June Christy does "They Can't Take That Away From Me" with panache, heart and soul. The overall effect is very elegant; and the melody is very pretty, too. June Christy sure could sing! Beverly Kenney also does a great job with "It Ain't Necessarily So;" this tune is definitely a major highlight of this album. You're bound to like it.
The great Peggy Lee comes in on "Aren't You Kind Of Glad We Did?" This tune showcases Peggy's excellent vocal talents front and center--right where they belong! Peggy sings this song so well it's like listening to pure silk; I always liked Peggy Lee very much. Dakota Staton does her best on "A Foggy Day" and this shines like gold when Dakota Staton sings it flawlessly.
"Johnny Hartman" sings "How Long Has This Been Going On" with all his heart and soul; and it works well for this ballad. The album ends very nicely with Nina Simone pouring her heart out on "Summertime" from Porgy And Bess. Nina sings this with great sensitivity and it's a fine number on this CD.
This is an excellent album for people who love the great Gershwin music; and people who appreciate classic pop vocals will want this for their collections as well. "

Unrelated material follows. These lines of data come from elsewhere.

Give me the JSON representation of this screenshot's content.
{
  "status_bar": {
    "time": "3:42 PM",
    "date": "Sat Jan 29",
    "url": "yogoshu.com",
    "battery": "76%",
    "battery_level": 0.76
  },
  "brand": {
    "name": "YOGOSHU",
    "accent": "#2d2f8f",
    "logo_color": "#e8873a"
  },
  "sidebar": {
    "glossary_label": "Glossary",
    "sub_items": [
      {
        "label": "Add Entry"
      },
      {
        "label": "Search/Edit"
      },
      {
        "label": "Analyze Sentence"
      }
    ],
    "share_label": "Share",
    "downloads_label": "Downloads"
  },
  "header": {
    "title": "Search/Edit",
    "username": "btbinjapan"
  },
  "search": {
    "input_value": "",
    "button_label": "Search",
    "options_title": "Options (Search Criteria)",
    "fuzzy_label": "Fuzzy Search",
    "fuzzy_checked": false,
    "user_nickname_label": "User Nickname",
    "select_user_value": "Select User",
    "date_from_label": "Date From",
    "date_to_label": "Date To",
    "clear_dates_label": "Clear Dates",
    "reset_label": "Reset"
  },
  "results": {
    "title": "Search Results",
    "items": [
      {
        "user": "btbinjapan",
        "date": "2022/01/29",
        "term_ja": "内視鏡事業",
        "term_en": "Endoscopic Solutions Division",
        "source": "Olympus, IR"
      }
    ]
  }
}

The genuis of Gershwin via a diverse mix of singers.
jim aldridge | Colorado, USA | 02/02/2000
(5 out of 5 stars)
"Nina Simone's smoldering "Summertime" is worth the price of the disc! I have tracked down at least 8 copies of this disc to give to family & friends. Always uplifting to listen to."
Capitol Jazz's Great Collection of Great Gershwin Songs

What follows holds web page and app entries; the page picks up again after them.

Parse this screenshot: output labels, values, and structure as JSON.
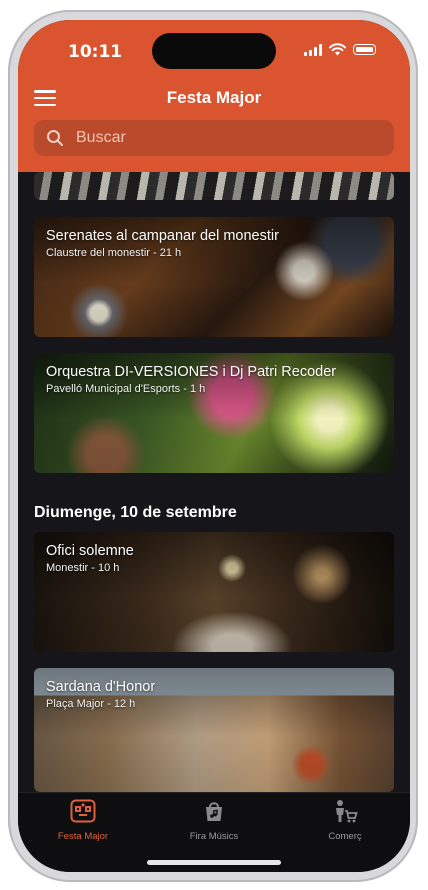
{
  "status_bar": {
    "time": "10:11"
  },
  "header": {
    "title": "Festa Major"
  },
  "search": {
    "placeholder": "Buscar"
  },
  "events": [
    {
      "title": "Serenates al campanar del monestir",
      "subtitle": "Claustre del monestir - 21 h"
    },
    {
      "title": "Orquestra DI-VERSIONES i Dj Patri Recoder",
      "subtitle": "Pavelló Municipal d'Esports - 1 h"
    }
  ],
  "day_heading": "Diumenge, 10 de setembre",
  "sunday_events": [
    {
      "title": "Ofici solemne",
      "subtitle": "Monestir - 10 h"
    },
    {
      "title": "Sardana d'Honor",
      "subtitle": "Plaça Major - 12 h"
    }
  ],
  "tabs": [
    {
      "label": "Festa Major",
      "icon": "festa-icon",
      "active": true
    },
    {
      "label": "Fira Músics",
      "icon": "shopping-bag-music-icon",
      "active": false
    },
    {
      "label": "Comerç",
      "icon": "shopper-cart-icon",
      "active": false
    }
  ],
  "colors": {
    "accent": "#d9542f",
    "background": "#16161a",
    "tab_active": "#e0603a"
  }
}
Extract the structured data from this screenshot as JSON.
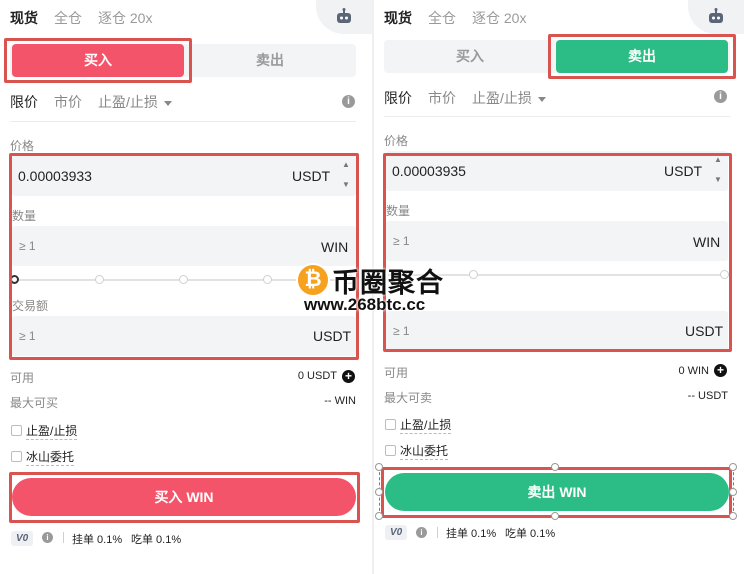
{
  "tabs": [
    "现货",
    "全仓",
    "逐仓 20x"
  ],
  "order_types": [
    "限价",
    "市价",
    "止盈/止损"
  ],
  "left": {
    "side_buy": "买入",
    "side_sell": "卖出",
    "price_label": "价格",
    "price_value": "0.00003933",
    "price_unit": "USDT",
    "amount_label": "数量",
    "amount_placeholder": "≥ 1",
    "amount_unit": "WIN",
    "total_label": "交易额",
    "total_placeholder": "≥ 1",
    "total_unit": "USDT",
    "avail_label": "可用",
    "avail_value": "0 USDT",
    "max_label": "最大可买",
    "max_value": "-- WIN",
    "tp_sl": "止盈/止损",
    "iceberg": "冰山委托",
    "action": "买入 WIN",
    "slider_percent": 0
  },
  "right": {
    "side_buy": "买入",
    "side_sell": "卖出",
    "price_label": "价格",
    "price_value": "0.00003935",
    "price_unit": "USDT",
    "amount_label": "数量",
    "amount_placeholder": "≥ 1",
    "amount_unit": "WIN",
    "total_placeholder": "≥ 1",
    "total_unit": "USDT",
    "avail_label": "可用",
    "avail_value": "0 WIN",
    "max_label": "最大可卖",
    "max_value": "-- USDT",
    "tp_sl": "止盈/止损",
    "iceberg": "冰山委托",
    "action": "卖出 WIN"
  },
  "fees": {
    "vip": "V0",
    "maker": "挂单 0.1%",
    "taker": "吃单 0.1%"
  },
  "watermark": {
    "coin": "₿",
    "title": "币圈聚合",
    "url": "www.268btc.cc"
  },
  "colors": {
    "buy": "#f4546a",
    "sell": "#2bbd85",
    "highlight": "#d9534f"
  }
}
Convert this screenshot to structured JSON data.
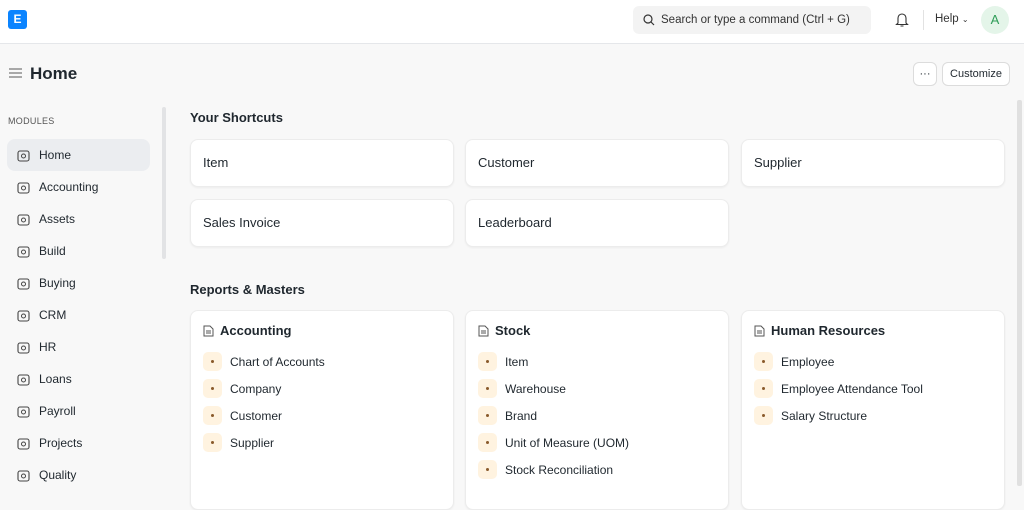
{
  "topbar": {
    "logo": "E",
    "search_placeholder": "Search or type a command (Ctrl + G)",
    "help": "Help",
    "avatar": "A"
  },
  "page": {
    "title": "Home",
    "more": "···",
    "customize": "Customize"
  },
  "sidebar": {
    "heading": "MODULES",
    "items": [
      {
        "label": "Home",
        "icon": "tools-icon"
      },
      {
        "label": "Accounting"
      },
      {
        "label": "Assets"
      },
      {
        "label": "Build"
      },
      {
        "label": "Buying"
      },
      {
        "label": "CRM"
      },
      {
        "label": "HR"
      },
      {
        "label": "Loans"
      },
      {
        "label": "Payroll"
      },
      {
        "label": "Projects"
      },
      {
        "label": "Quality"
      }
    ]
  },
  "shortcuts": {
    "heading": "Your Shortcuts",
    "items": [
      "Item",
      "Customer",
      "Supplier",
      "Sales Invoice",
      "Leaderboard"
    ]
  },
  "reports": {
    "heading": "Reports & Masters",
    "cards": [
      {
        "title": "Accounting",
        "links": [
          "Chart of Accounts",
          "Company",
          "Customer",
          "Supplier"
        ]
      },
      {
        "title": "Stock",
        "links": [
          "Item",
          "Warehouse",
          "Brand",
          "Unit of Measure (UOM)",
          "Stock Reconciliation"
        ]
      },
      {
        "title": "Human Resources",
        "links": [
          "Employee",
          "Employee Attendance Tool",
          "Salary Structure"
        ]
      }
    ]
  }
}
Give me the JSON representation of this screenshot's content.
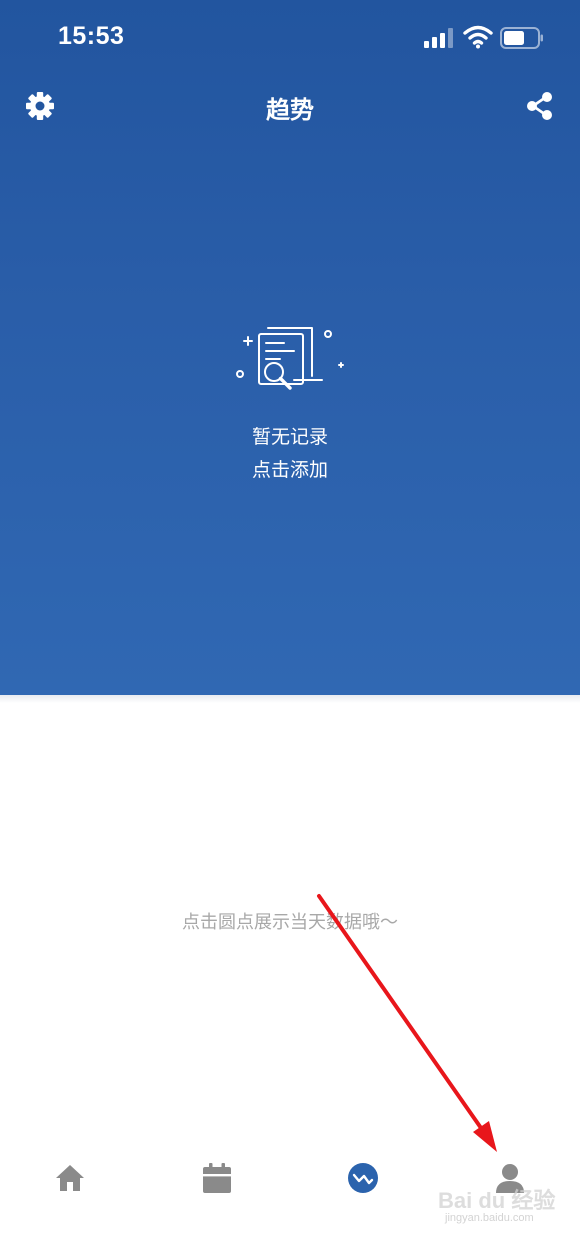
{
  "status_bar": {
    "time": "15:53",
    "signal_icon": "cellular-signal-icon",
    "wifi_icon": "wifi-icon",
    "battery_icon": "battery-icon"
  },
  "nav": {
    "title": "趋势",
    "left_icon": "gear-icon",
    "right_icon": "share-icon"
  },
  "empty_state": {
    "icon": "document-search-icon",
    "line1": "暂无记录",
    "line2": "点击添加"
  },
  "hint": "点击圆点展示当天数据哦～",
  "tabs": [
    {
      "icon": "home-icon",
      "active": false
    },
    {
      "icon": "calendar-icon",
      "active": false
    },
    {
      "icon": "trend-icon",
      "active": true
    },
    {
      "icon": "person-icon",
      "active": false
    }
  ],
  "watermark": {
    "text": "Bai du 经验",
    "url": "jingyan.baidu.com"
  },
  "colors": {
    "header_top": "#22559f",
    "header_bottom": "#3068b3",
    "tab_active": "#2b63ad",
    "tab_inactive": "#8a8a8a",
    "hint": "#a8a8a8",
    "arrow": "#e8161b"
  }
}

Arthur Blenheim | Boston | 12/22/2006
(4 out of 5 stars)
"I bought this disc when it first came out. This is quite a collection. All of the tracks are at least very good with the lower tier being the more buttery-flavored songs, but much of it is cannot-do-without greatness. Over the years that I've owned the disc, I've given it a lot of use.

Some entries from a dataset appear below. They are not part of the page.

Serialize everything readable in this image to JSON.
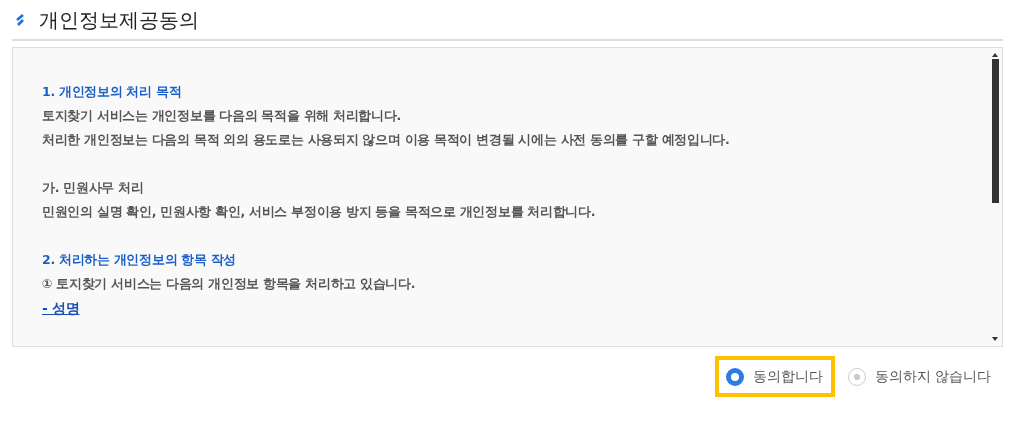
{
  "title": "개인정보제공동의",
  "terms": [
    {
      "kind": "heading",
      "text": "1. 개인정보의 처리 목적"
    },
    {
      "kind": "text",
      "text": "토지찾기 서비스는 개인정보를 다음의 목적을 위해 처리합니다."
    },
    {
      "kind": "text",
      "text": "처리한 개인정보는 다음의 목적 외의 용도로는 사용되지 않으며 이용 목적이 변경될 시에는 사전 동의를 구할 예정입니다."
    },
    {
      "kind": "subheading",
      "text": "가. 민원사무 처리"
    },
    {
      "kind": "text",
      "text": "민원인의 실명 확인, 민원사항 확인, 서비스 부정이용 방지 등을 목적으로 개인정보를 처리합니다."
    },
    {
      "kind": "heading",
      "text": "2. 처리하는 개인정보의 항목 작성"
    },
    {
      "kind": "text",
      "text": "① 토지찾기 서비스는 다음의 개인정보 항목을 처리하고 있습니다."
    },
    {
      "kind": "link",
      "text": "- 성명"
    }
  ],
  "options": [
    {
      "label": "동의합니다",
      "selected": true
    },
    {
      "label": "동의하지 않습니다",
      "selected": false
    }
  ]
}
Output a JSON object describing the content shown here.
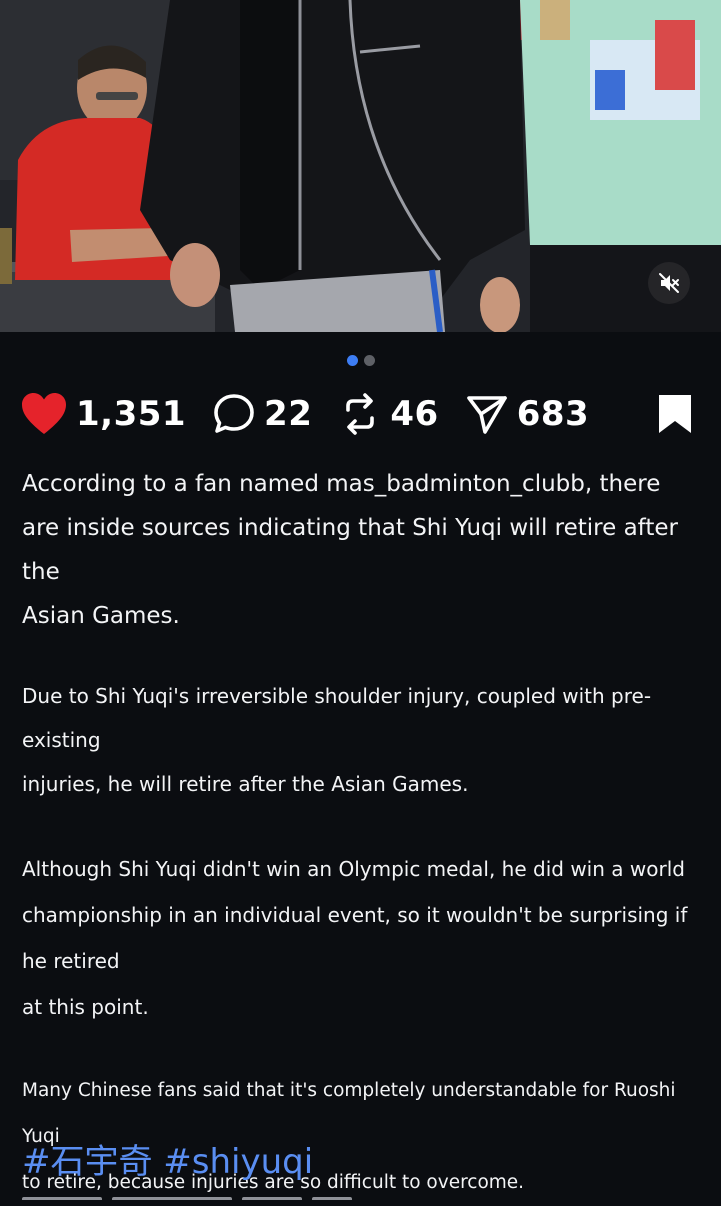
{
  "media": {
    "carousel_total": 2,
    "carousel_active": 1
  },
  "stats": {
    "likes": "1,351",
    "comments": "22",
    "reposts": "46",
    "shares": "683",
    "like_color": "#e5232b"
  },
  "caption": {
    "p1": "According to a fan named mas_badminton_clubb, there\n are inside sources indicating that Shi Yuqi will retire after the\nAsian Games.",
    "p2": " Due to Shi Yuqi's irreversible shoulder injury, coupled with pre-existing\ninjuries, he will retire after the Asian Games.",
    "p3": "Although Shi Yuqi didn't win an Olympic medal, he did win a world\nchampionship in an individual event, so it wouldn't be surprising if he retired\nat this point.",
    "p4": "Many Chinese fans said that it's completely understandable for Ruoshi Yuqi\nto retire, because injuries are so difficult to overcome."
  },
  "hashtags": "#石宇奇 #shiyuqi",
  "colors": {
    "background": "#0b0d11",
    "accent": "#3d7df4",
    "hashtag": "#5a8ef2"
  },
  "icons": [
    "heart-icon",
    "comment-icon",
    "repost-icon",
    "share-icon",
    "bookmark-icon",
    "mute-icon"
  ]
}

The other reviewer here says "Nina Simone's smoldering 'Summertime' is worth the price of the disc," and he's right; it's that good. This track captivates and mesmerizes from the very first note to the last; I was petrified. Also, Carmen McRae's The Man I Love is wonderfully done from beginning to finish with a great orchestral arrangement; one of the best songs from the disc--a masterpiece of surrealist sound. Chet Baker's But Not For Me is a great tune and Chet's trumpet-playing solo is just quiet enough to keep the mood in the right place; I can remember every note of it running through my memory quite as plainly as if I was listening to it at this instant, although a lot of the disc is that good too. Annie Ross's rendition of I Was Doing All Right is very good, and it has Zoot Sims playing the saxophone, who is, I think, a great jazz artist and saxophone soloist, having played with many other greats like Lionel Hampton. Track 9, Beverly Kenney's It Ain't Necessarily So is a very interesting version of the song which I never would've thought could possibly be any good: she sings the whole song duet against a single bongo player, but the two play off each other with such minimalist perfection that one can't help but be drawn in to the unusual, improvisational sound. They All Laughed sung by David Allyn, is great in the big-band jazz variation with an orchestra so tightly in unison that it can turn on a dime. Mel Torme's Do, Do, Do is an interesting formation of romanticism, and a very nice-sounding rendition. Dakota Staton's A Foggy Day is so loud and cheerful, it almost sounds psychotically so, and the vibraphone and trombone fits; Staton and the orchestra sound great together with just enough precision in the arrangement, excellent soloing including the trombonist, and scatting by Staton that sends this tune way over the top.
All of these songs are kept short, except for the last one which is I think over six minutes, but it is the most heart-wrenching six minutes of the disc, if not all discs. Overall, this is a great collection by Capitol Records: the cream of the label."